++++ RECORDS FOR THE EXERCISE
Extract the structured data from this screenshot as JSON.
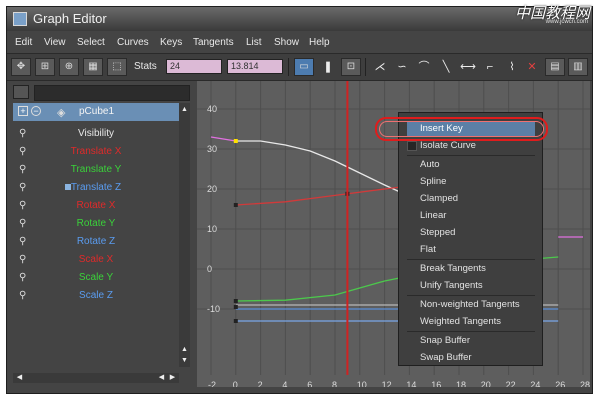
{
  "window": {
    "title": "Graph Editor"
  },
  "watermark": {
    "text": "中国教程网",
    "sub": "www.jcwcn.com"
  },
  "menubar": [
    "Edit",
    "View",
    "Select",
    "Curves",
    "Keys",
    "Tangents",
    "List",
    "Show",
    "Help"
  ],
  "toolbar": {
    "stats_label": "Stats",
    "stat1": "24",
    "stat2": "13.814"
  },
  "outliner": {
    "object": "pCube1",
    "channels": [
      {
        "label": "Visibility",
        "color": "#e8e8e8"
      },
      {
        "label": "Translate X",
        "color": "#e02a2a"
      },
      {
        "label": "Translate Y",
        "color": "#3ad23a"
      },
      {
        "label": "Translate Z",
        "color": "#5a9cf0"
      },
      {
        "label": "Rotate X",
        "color": "#e02a2a"
      },
      {
        "label": "Rotate Y",
        "color": "#3ad23a"
      },
      {
        "label": "Rotate Z",
        "color": "#5a9cf0"
      },
      {
        "label": "Scale X",
        "color": "#e02a2a"
      },
      {
        "label": "Scale Y",
        "color": "#3ad23a"
      },
      {
        "label": "Scale Z",
        "color": "#5a9cf0"
      }
    ]
  },
  "graph": {
    "y_ticks": [
      "40",
      "30",
      "20",
      "10",
      "0",
      "-10"
    ],
    "x_ticks": [
      "-2",
      "0",
      "2",
      "4",
      "6",
      "8",
      "10",
      "12",
      "14",
      "16",
      "18",
      "20",
      "22",
      "24",
      "26",
      "28"
    ],
    "current_frame": 9
  },
  "context_menu": {
    "items": [
      "Insert Key",
      "Isolate Curve",
      "Auto",
      "Spline",
      "Clamped",
      "Linear",
      "Stepped",
      "Flat",
      "Break Tangents",
      "Unify Tangents",
      "Non-weighted Tangents",
      "Weighted Tangents",
      "Snap Buffer",
      "Swap Buffer"
    ],
    "highlighted": "Insert Key"
  }
}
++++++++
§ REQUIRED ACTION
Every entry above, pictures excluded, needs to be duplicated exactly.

§ EXERCISE SOLUTION
Extract the structured data from this screenshot as JSON.
{
  "window": {
    "title": "Graph Editor"
  },
  "watermark": {
    "text": "中国教程网",
    "sub": "www.jcwcn.com"
  },
  "menubar": [
    "Edit",
    "View",
    "Select",
    "Curves",
    "Keys",
    "Tangents",
    "List",
    "Show",
    "Help"
  ],
  "toolbar": {
    "stats_label": "Stats",
    "stat1": "24",
    "stat2": "13.814"
  },
  "outliner": {
    "object": "pCube1",
    "channels": [
      {
        "label": "Visibility",
        "color": "#e8e8e8"
      },
      {
        "label": "Translate X",
        "color": "#e02a2a"
      },
      {
        "label": "Translate Y",
        "color": "#3ad23a"
      },
      {
        "label": "Translate Z",
        "color": "#5a9cf0"
      },
      {
        "label": "Rotate X",
        "color": "#e02a2a"
      },
      {
        "label": "Rotate Y",
        "color": "#3ad23a"
      },
      {
        "label": "Rotate Z",
        "color": "#5a9cf0"
      },
      {
        "label": "Scale X",
        "color": "#e02a2a"
      },
      {
        "label": "Scale Y",
        "color": "#3ad23a"
      },
      {
        "label": "Scale Z",
        "color": "#5a9cf0"
      }
    ]
  },
  "graph": {
    "y_ticks": [
      "40",
      "30",
      "20",
      "10",
      "0",
      "-10"
    ],
    "x_ticks": [
      "-2",
      "0",
      "2",
      "4",
      "6",
      "8",
      "10",
      "12",
      "14",
      "16",
      "18",
      "20",
      "22",
      "24",
      "26",
      "28"
    ],
    "current_frame": 9
  },
  "context_menu": {
    "items": [
      "Insert Key",
      "Isolate Curve",
      "Auto",
      "Spline",
      "Clamped",
      "Linear",
      "Stepped",
      "Flat",
      "Break Tangents",
      "Unify Tangents",
      "Non-weighted Tangents",
      "Weighted Tangents",
      "Snap Buffer",
      "Swap Buffer"
    ],
    "highlighted": "Insert Key"
  }
}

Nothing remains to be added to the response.